France jarred in the opening minutes. Exploiting this lack of coherence, Tunisia, plotting an upset, attacked with rigour and intensity, hogged possession and tested the reserves of French talent. France hardly sniffed the ball, let alone trouble the Tunisian defence or resolve. That it took them 35 minutes to register their first effort and twice as many minutes to test Tunisian goalkeeper Aymen Dahmen encapsulates the ineptness of the French.
It could have been worse for France. In the eighth minute, Tunisia almost went in front with Nadir Ghandri flicking the ball with the outside of the boot, off a free-kick, but for him being horribly off-side. But Tunisia, encouraged by the relentless screech and hoot of their fans, with a newfound sharpness to their game, were troubling France’s defence, winning the midfield battle and blocking France from entering their territory. The phlegmatic Didier Deschamps would have been left doubting the rationale of his indulgent overhaul.
The lack of familiarity — even if they had spent hours honing their tactics together —was terrifyingly evident. None as conspicuous as in the notes of anarchy the midfield trio of Camavinga, Guendouzi and Tchouameni churned out. So comic, even farcical, that Guendouzi’s intended through ball to Camavinga ended up hitting the latter’s back.
Often they were easily dispossessed, the passes were intercepted and heavy touches as well as impetuous tackles were all too familiar sights. Deschamps, usually inexpressive, cut a frustrated figure. Oftentimes, it required the experience and awareness of Varane and Konate to bail them out of trouble.
But despite their best efforts, Tunisia came close to plucking a lead, not least when Khazri whipped up a wobbling volley, but straight towards ’keeper Mandanda. Tunisia, for all their verve, lacked the finesse to convert at least a couple of their chances.
But why did France make all the changes in the first place? Was it madness or was there a method? The argument cuts both ways. Deschamps wants to keep his regulars fresh for the pre-quarters, whereas he wants his second rung to accumulate some game time. If someone gets injured or if the knockout games go deep into extra time, France might need grooved-in fresh legs. There is no harm in testing the bench in inconsequential games as these.

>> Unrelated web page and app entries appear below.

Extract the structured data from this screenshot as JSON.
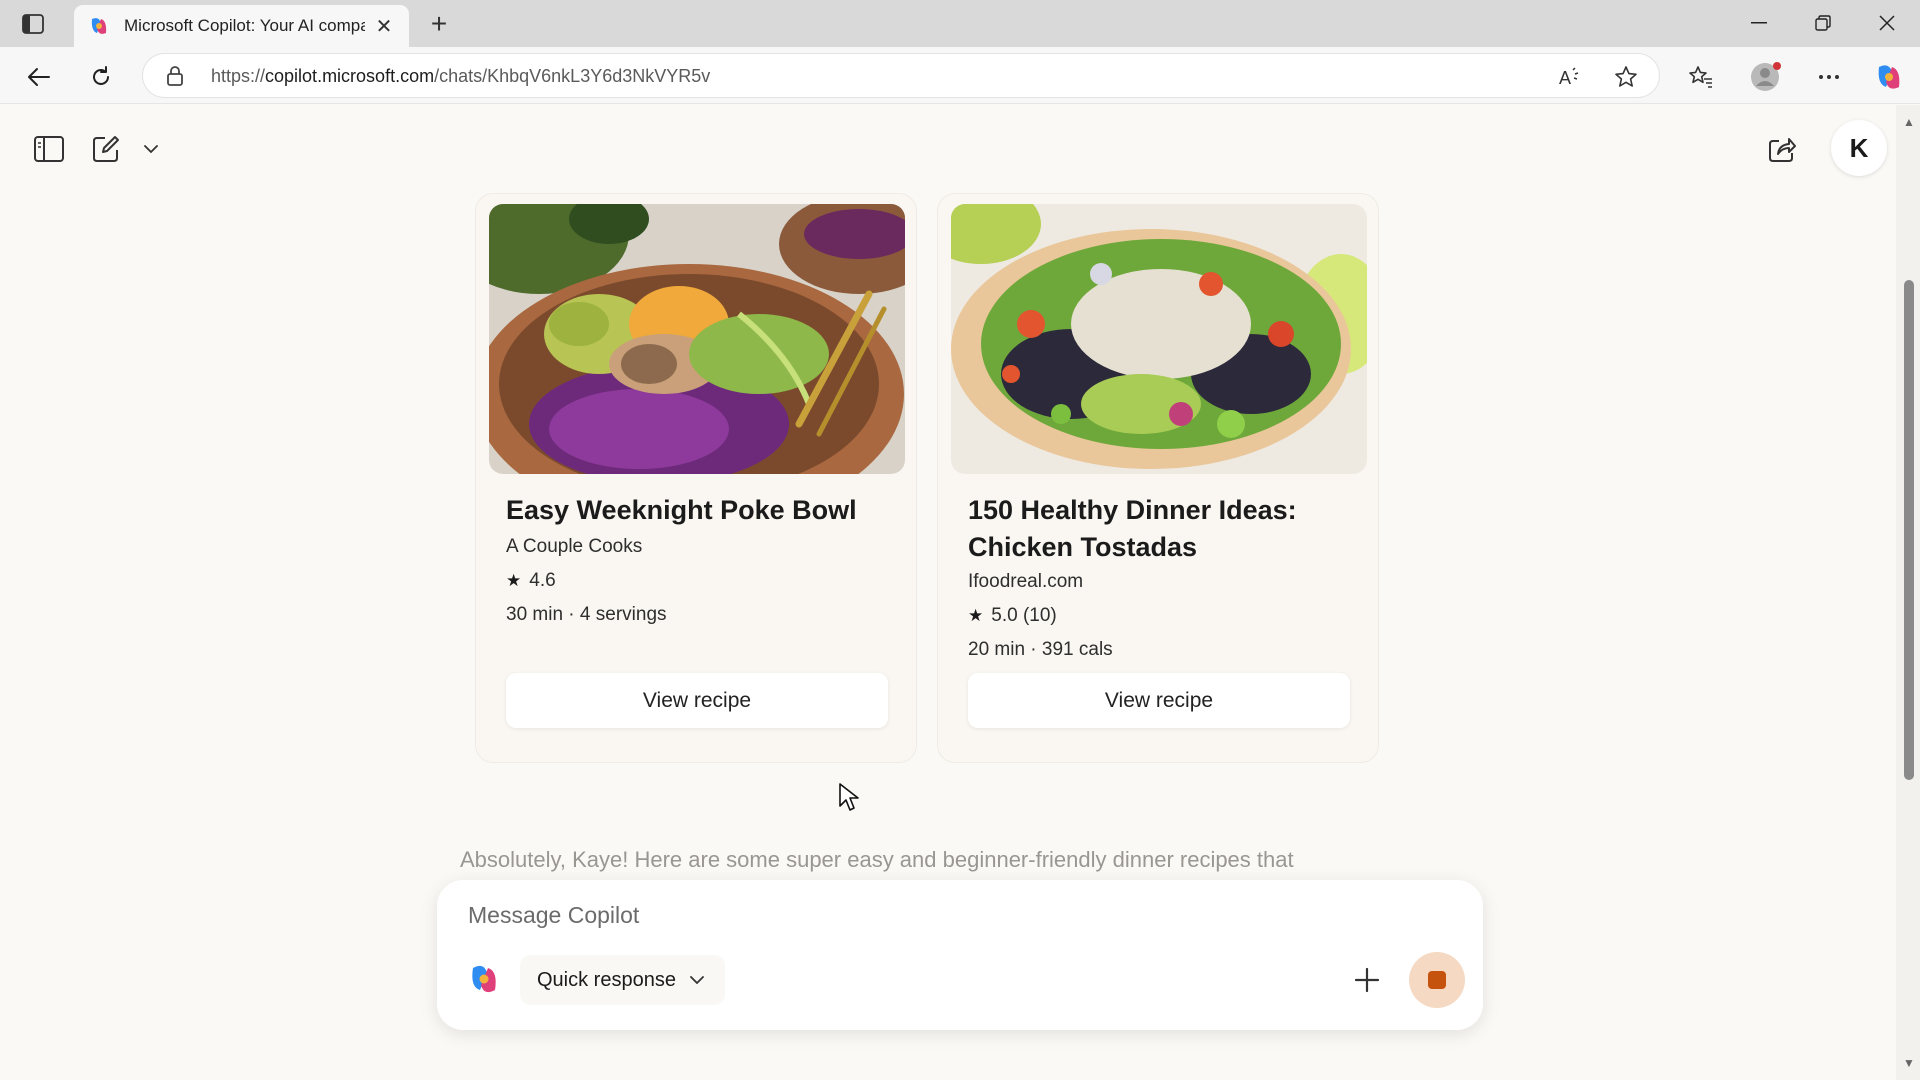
{
  "browser": {
    "tab_title": "Microsoft Copilot: Your AI compa",
    "url_prefix": "https://",
    "url_host": "copilot.microsoft.com",
    "url_path": "/chats/KhbqV6nkL3Y6d3NkVYR5v"
  },
  "icons": {
    "tab_toggle": "tab-actions-icon",
    "favicon": "copilot-icon",
    "back": "back-arrow-icon",
    "refresh": "refresh-icon",
    "lock": "lock-icon",
    "read_aloud": "read-aloud-icon",
    "favorite": "star-icon",
    "favorites_bar": "favorites-icon",
    "profile": "profile-icon",
    "more": "more-icon",
    "copilot_sidebar": "copilot-icon",
    "sidebar_toggle": "sidebar-icon",
    "new_chat": "compose-icon",
    "share": "share-icon",
    "add": "plus-icon",
    "stop": "stop-icon"
  },
  "copilot": {
    "user_initial": "K",
    "cards": [
      {
        "title": "Easy Weeknight Poke Bowl",
        "source": "A Couple Cooks",
        "rating": "4.6",
        "details": "30 min · 4 servings",
        "button": "View recipe"
      },
      {
        "title": "150 Healthy Dinner Ideas: Chicken Tostadas",
        "source": "Ifoodreal.com",
        "rating": "5.0 (10)",
        "details": "20 min · 391 cals",
        "button": "View recipe"
      }
    ],
    "response_preview": "Absolutely, Kaye! Here are some super easy and beginner-friendly dinner recipes that",
    "composer": {
      "placeholder": "Message Copilot",
      "mode": "Quick response"
    }
  },
  "colors": {
    "page_bg": "#fbf9f5",
    "stop_button_bg": "#f5d9c3",
    "stop_button_fg": "#c5530e"
  }
}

The other side of the debate is that it could arrest the momentum, dim the swagger and prick their aura. A defeat, no matter the inconsequence of the game, could pile on negativity.
Or it could be to appease the theorists of the probability law. Lose now rather than later. In the end, its only intention seemed to tease the Tunisian fans, give them hope of a shore they had never been to. Instead, it took them to the shore of heartbreak.